The UCSF team made some surprising progress and today the New England Journal of Medicine is reporting that they used those electrode pads to decode speech in real time. The subject was a 36-year-old man, whom researchers called “Bravo-1,” who has lost his ability to make sense words after a severe stroke and can only moan or moan. In their report, Chang’s group says with electrodes on the surface of his brain, the Bravo-1 is capable of constructing sentences at a rate of 15 words per minute on a computer. This technique involves measuring the neural signal in part of the motor cortex associated with Bravo-1’s attempt to move its tongue and vocal tract when it is imagining speaking.
To reach that result, Chang’s team asked Bravo-1 to imagine saying one of the 50 common words about 10,000 times, feeding the patient’s neural signal to the egg-study model. After training the model to match words with neural cues, Team Bravo-1 was able to correctly determine what the word was intended to say 40% of the time (chance results would be about 2%). Still, his sentences were full of errors. “Hello, why are you?” May come out “Hungry how are you.”
But scientists improved performance by adding a model Dell to the language – a program that judges what word order is likely in English. This brings the accuracy to 75%. With this cyborg approach, the system can predict that Bravo-1’s phrase “I fix my nurse” really means “I like my nurse.”
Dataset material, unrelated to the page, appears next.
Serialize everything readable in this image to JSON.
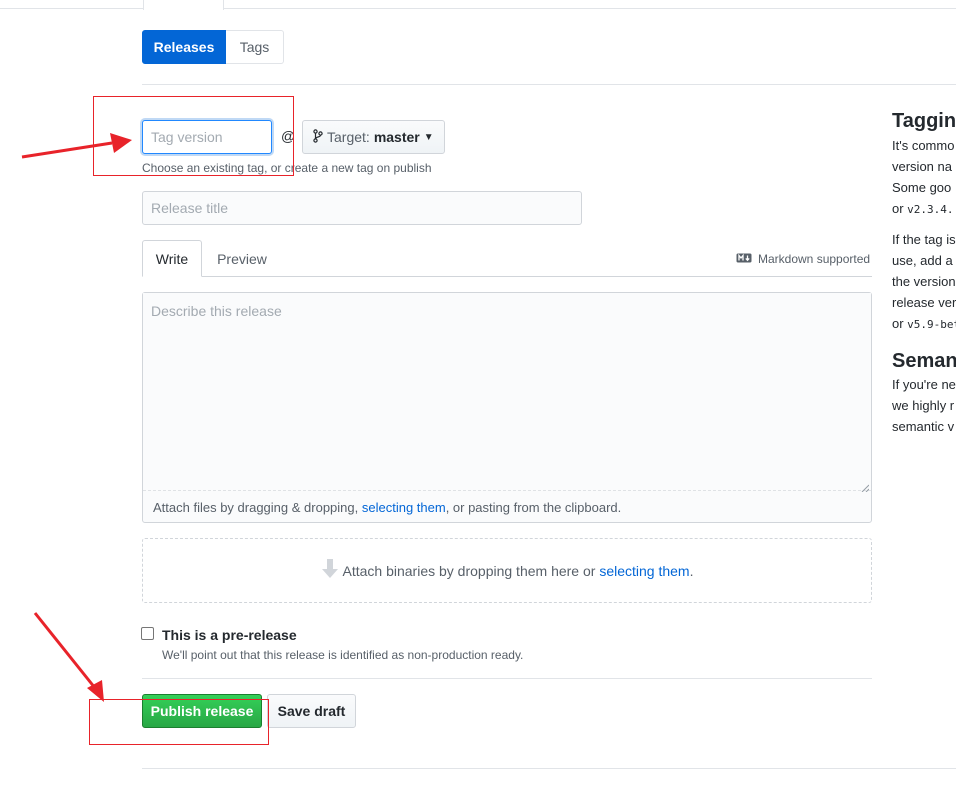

Significantly as a result, there are more than 170,000 words in English, and so the influence will go beyond Bravo-1’s restricted vocabulary. This means that this technology, while useful as a medical aid, is not close to Facebook’s attention. “We’re looking at applications in clinical support technology in the near future, but that’s not our business.” “We’re focused on customer applications, and there’s a long way to go.”
Researchers studying these techniques are not surprised by Facebook’s decision to abandon brain reading. “I can’t say I was surprised, because they hinted that they were looking at a short time frame and going to evaluate things,” says Mark Slutsky, a professor at the Northwest whose alumnus Emily Mugel told Facebook. The keys created were rented. His project. “Speaking from experience alone, the goal of decoding speech is a big challenge. We still have a long way to go from practical, holistic kind of compromise. ”
Still, Slutzky says the UCSF project is an “impressive next step” showing both significant possibilities and some limitations of brain-reading science. He says that if artificial-intelligence models can be trained for a long time, and only on a single person’s brain, they can improve quickly.
While UCSF was conducting research, Facebook was also paying other centers, such as the Applied Physics Lab at Johns Hopkins, to learn how to pump light through the skull to read neurons non-novel. Like MRI, those techniques rely on the sensation of reflected light to measure the amount of blood flow to regions of the brain.
It is these optical techniques that create a major obstacle. Despite some recent improvements by Facebook, including some, they are not able to pick up a neural signal with sufficient resolution. Another point, Chevlett says, is that the blood flow of these mechanisms occurs five seconds after the fire group of neurons, making the computer much slower to control.